- Supplied data:
============
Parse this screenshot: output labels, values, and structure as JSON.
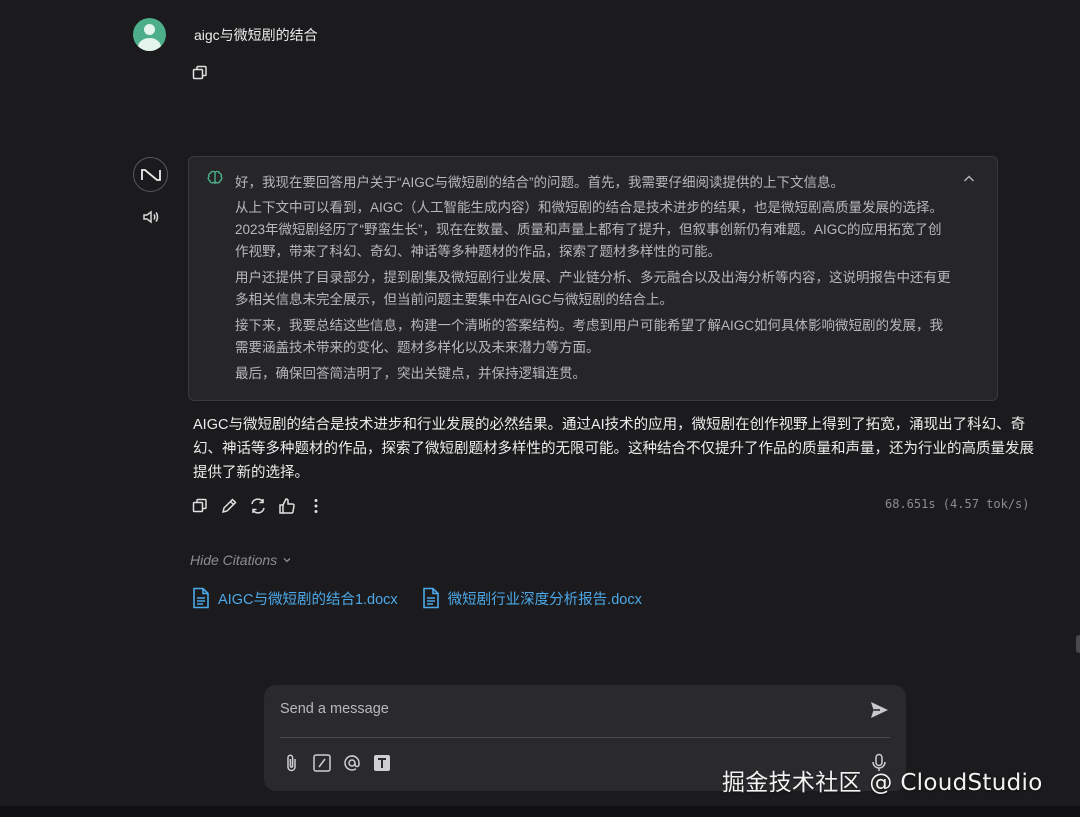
{
  "user_message": {
    "text": "aigc与微短剧的结合"
  },
  "assistant": {
    "thinking": {
      "paragraphs": [
        "好，我现在要回答用户关于“AIGC与微短剧的结合”的问题。首先，我需要仔细阅读提供的上下文信息。",
        "从上下文中可以看到，AIGC（人工智能生成内容）和微短剧的结合是技术进步的结果，也是微短剧高质量发展的选择。2023年微短剧经历了“野蛮生长”，现在在数量、质量和声量上都有了提升，但叙事创新仍有难题。AIGC的应用拓宽了创作视野，带来了科幻、奇幻、神话等多种题材的作品，探索了题材多样性的可能。",
        "用户还提供了目录部分，提到剧集及微短剧行业发展、产业链分析、多元融合以及出海分析等内容，这说明报告中还有更多相关信息未完全展示，但当前问题主要集中在AIGC与微短剧的结合上。",
        "接下来，我要总结这些信息，构建一个清晰的答案结构。考虑到用户可能希望了解AIGC如何具体影响微短剧的发展，我需要涵盖技术带来的变化、题材多样化以及未来潜力等方面。",
        "最后，确保回答简洁明了，突出关键点，并保持逻辑连贯。"
      ]
    },
    "answer": "AIGC与微短剧的结合是技术进步和行业发展的必然结果。通过AI技术的应用，微短剧在创作视野上得到了拓宽，涌现出了科幻、奇幻、神话等多种题材的作品，探索了微短剧题材多样性的无限可能。这种结合不仅提升了作品的质量和声量，还为行业的高质量发展提供了新的选择。",
    "timing": "68.651s (4.57 tok/s)",
    "hide_citations_label": "Hide Citations",
    "citations": [
      "AIGC与微短剧的结合1.docx",
      "微短剧行业深度分析报告.docx"
    ]
  },
  "composer": {
    "placeholder": "Send a message"
  },
  "watermark": "掘金技术社区 @ CloudStudio",
  "colors": {
    "background": "#1b1b1d",
    "accent_link": "#4da8e8",
    "avatar_green": "#4caf8a"
  }
}
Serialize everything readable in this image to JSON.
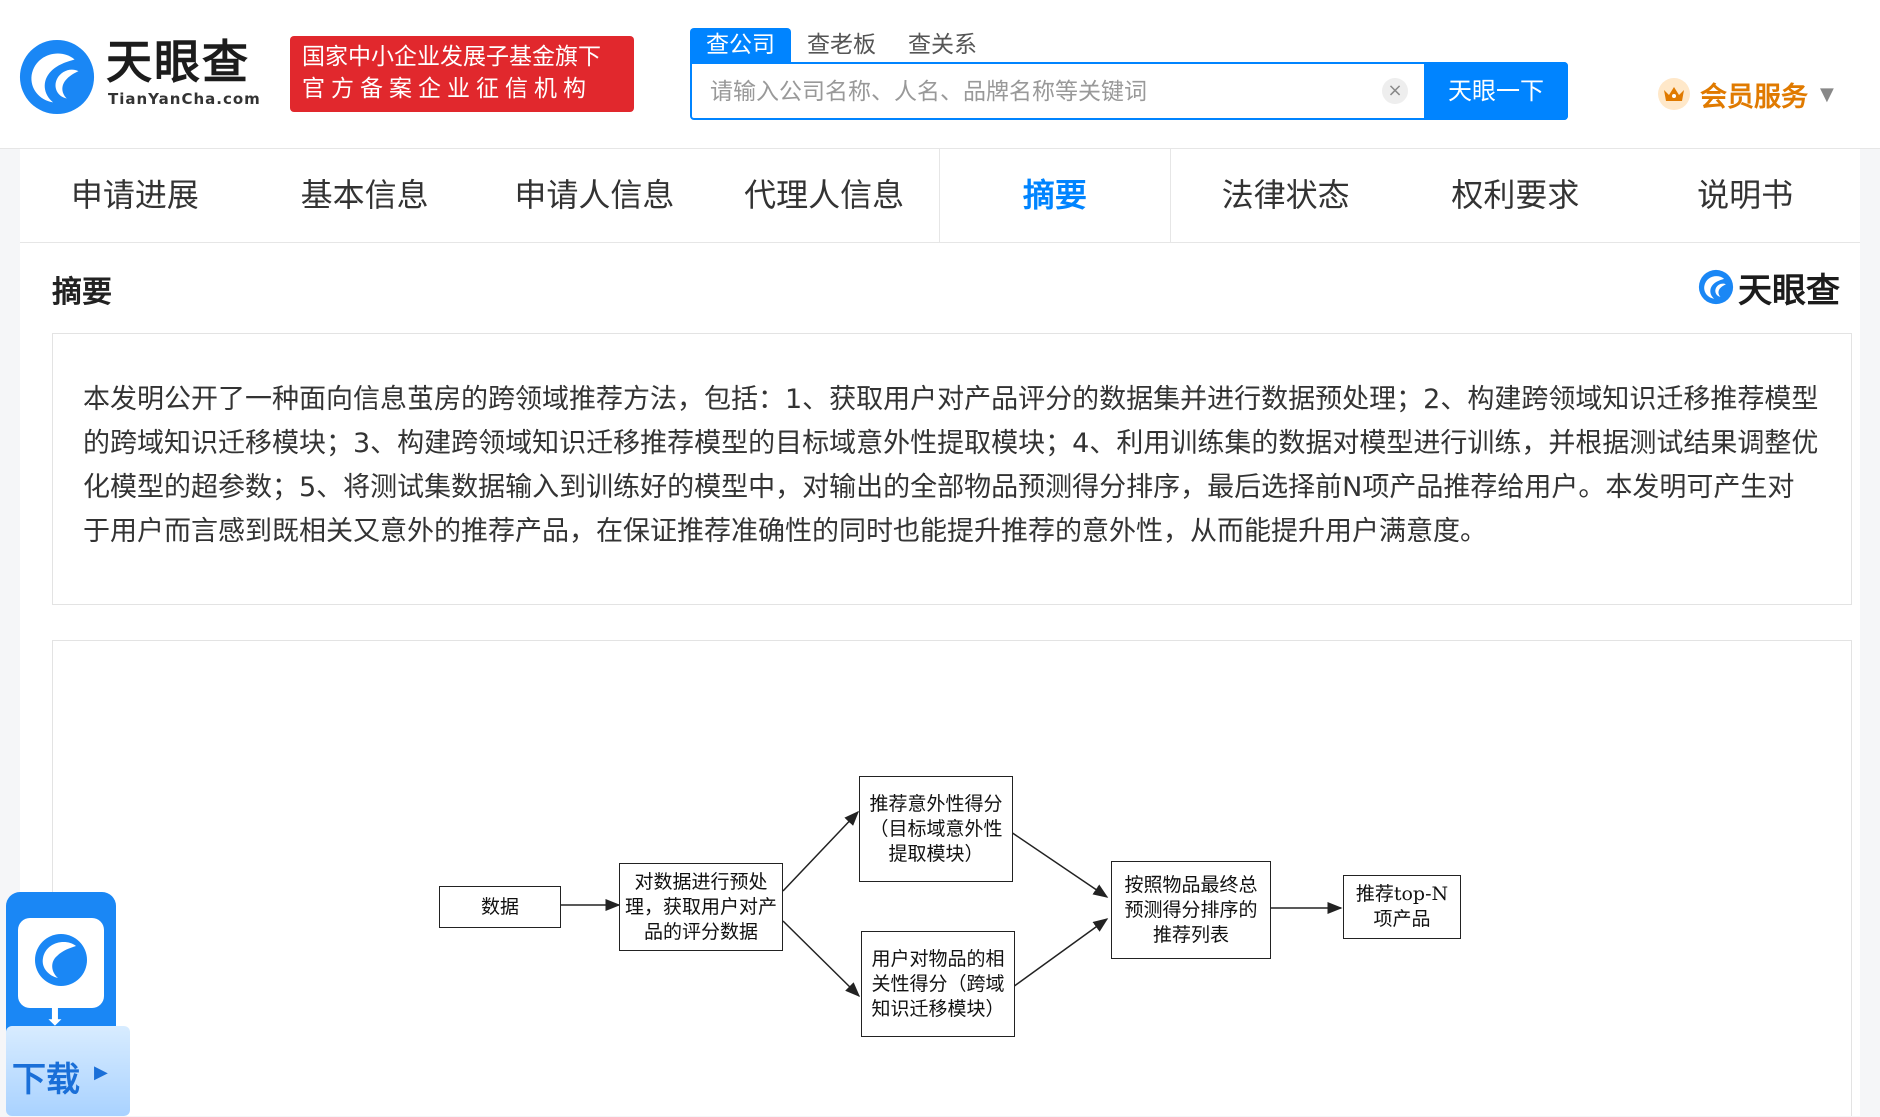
{
  "header": {
    "logo_text": "天眼查",
    "logo_sub": "TianYanCha.com",
    "badge_line1": "国家中小企业发展子基金旗下",
    "badge_line2": "官方备案企业征信机构",
    "search_tabs": [
      "查公司",
      "查老板",
      "查关系"
    ],
    "search_placeholder": "请输入公司名称、人名、品牌名称等关键词",
    "clear_symbol": "×",
    "search_button": "天眼一下",
    "vip_label": "会员服务",
    "vip_caret": "▼"
  },
  "tabs": [
    "申请进展",
    "基本信息",
    "申请人信息",
    "代理人信息",
    "摘要",
    "法律状态",
    "权利要求",
    "说明书"
  ],
  "section": {
    "title": "摘要",
    "logo_text": "天眼查",
    "abstract": "本发明公开了一种面向信息茧房的跨领域推荐方法，包括：1、获取用户对产品评分的数据集并进行数据预处理；2、构建跨领域知识迁移推荐模型的跨域知识迁移模块；3、构建跨领域知识迁移推荐模型的目标域意外性提取模块；4、利用训练集的数据对模型进行训练，并根据测试结果调整优化模型的超参数；5、将测试集数据输入到训练好的模型中，对输出的全部物品预测得分排序，最后选择前N项产品推荐给用户。本发明可产生对于用户而言感到既相关又意外的推荐产品，在保证推荐准确性的同时也能提升推荐的意外性，从而能提升用户满意度。"
  },
  "figure": {
    "boxes": {
      "data": "数据",
      "preprocess": "对数据进行预处理，获取用户对产品的评分数据",
      "unexpected": "推荐意外性得分（目标域意外性提取模块）",
      "relevance": "用户对物品的相关性得分（跨域知识迁移模块）",
      "rank": "按照物品最终总预测得分排序的推荐列表",
      "topn": "推荐top-N项产品"
    }
  },
  "download": {
    "label": "下载",
    "play": "▶",
    "arrow": "⬇"
  }
}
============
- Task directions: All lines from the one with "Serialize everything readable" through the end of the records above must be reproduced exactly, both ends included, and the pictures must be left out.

- Written answer:
Serialize everything readable in this image to JSON.
{
  "header": {
    "logo_text": "天眼查",
    "logo_sub": "TianYanCha.com",
    "badge_line1": "国家中小企业发展子基金旗下",
    "badge_line2": "官方备案企业征信机构",
    "search_tabs": [
      "查公司",
      "查老板",
      "查关系"
    ],
    "search_placeholder": "请输入公司名称、人名、品牌名称等关键词",
    "clear_symbol": "×",
    "search_button": "天眼一下",
    "vip_label": "会员服务",
    "vip_caret": "▼"
  },
  "tabs": [
    "申请进展",
    "基本信息",
    "申请人信息",
    "代理人信息",
    "摘要",
    "法律状态",
    "权利要求",
    "说明书"
  ],
  "section": {
    "title": "摘要",
    "logo_text": "天眼查",
    "abstract": "本发明公开了一种面向信息茧房的跨领域推荐方法，包括：1、获取用户对产品评分的数据集并进行数据预处理；2、构建跨领域知识迁移推荐模型的跨域知识迁移模块；3、构建跨领域知识迁移推荐模型的目标域意外性提取模块；4、利用训练集的数据对模型进行训练，并根据测试结果调整优化模型的超参数；5、将测试集数据输入到训练好的模型中，对输出的全部物品预测得分排序，最后选择前N项产品推荐给用户。本发明可产生对于用户而言感到既相关又意外的推荐产品，在保证推荐准确性的同时也能提升推荐的意外性，从而能提升用户满意度。"
  },
  "figure": {
    "boxes": {
      "data": "数据",
      "preprocess": "对数据进行预处理，获取用户对产品的评分数据",
      "unexpected": "推荐意外性得分（目标域意外性提取模块）",
      "relevance": "用户对物品的相关性得分（跨域知识迁移模块）",
      "rank": "按照物品最终总预测得分排序的推荐列表",
      "topn": "推荐top-N项产品"
    }
  },
  "download": {
    "label": "下载",
    "play": "▶",
    "arrow": "⬇"
  }
}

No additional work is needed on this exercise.